__Your task__:
Copy the lines below that contain "price".

Data provided Block Start

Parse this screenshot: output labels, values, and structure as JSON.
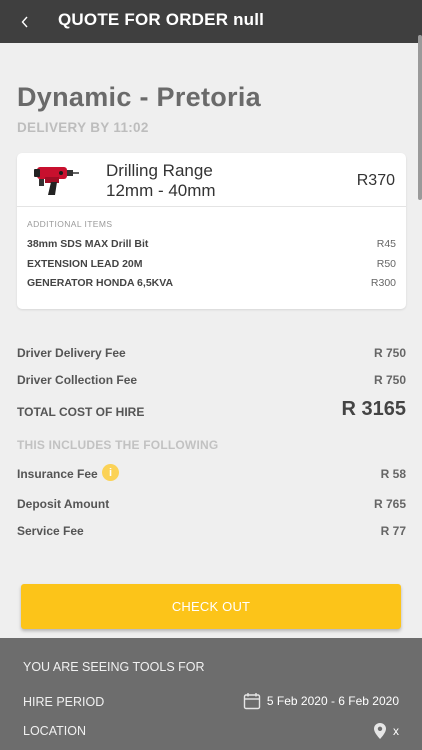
{
  "header": {
    "back_icon": "chevron-left-icon",
    "title": "QUOTE FOR ORDER null"
  },
  "store": {
    "name": "Dynamic - Pretoria",
    "delivery": "DELIVERY BY 11:02"
  },
  "tool": {
    "name_line1": "Drilling Range",
    "name_line2": "12mm - 40mm",
    "price": "R370",
    "image_icon": "rotary-hammer-drill-icon"
  },
  "additional": {
    "heading": "ADDITIONAL ITEMS",
    "items": [
      {
        "name": "38mm SDS MAX Drill Bit",
        "price": "R45"
      },
      {
        "name": "EXTENSION LEAD 20M",
        "price": "R50"
      },
      {
        "name": "GENERATOR HONDA 6,5KVA",
        "price": "R300"
      }
    ]
  },
  "fees": {
    "delivery": {
      "label": "Driver Delivery Fee",
      "value": "R 750"
    },
    "collection": {
      "label": "Driver Collection Fee",
      "value": "R 750"
    },
    "total": {
      "label": "TOTAL COST OF HIRE",
      "value": "R 3165"
    },
    "includes_heading": "THIS INCLUDES THE FOLLOWING",
    "insurance": {
      "label": "Insurance Fee",
      "value": "R 58",
      "info_icon": "info-icon"
    },
    "deposit": {
      "label": "Deposit Amount",
      "value": "R 765"
    },
    "service": {
      "label": "Service Fee",
      "value": "R 77"
    }
  },
  "checkout": {
    "label": "CHECK OUT"
  },
  "bottom": {
    "heading": "YOU ARE SEEING TOOLS FOR",
    "hire_period_label": "HIRE PERIOD",
    "hire_period_value": "5 Feb 2020 - 6 Feb 2020",
    "location_label": "LOCATION",
    "location_value": "x"
  },
  "colors": {
    "appbar": "#3f3f3f",
    "accent": "#fcc419",
    "background": "#efefef",
    "bottom_panel": "#6d6d6d"
  }
}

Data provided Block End

__Task solution__:
    "price": "R370",
        "price": "R45"
        "price": "R50"
        "price": "R300"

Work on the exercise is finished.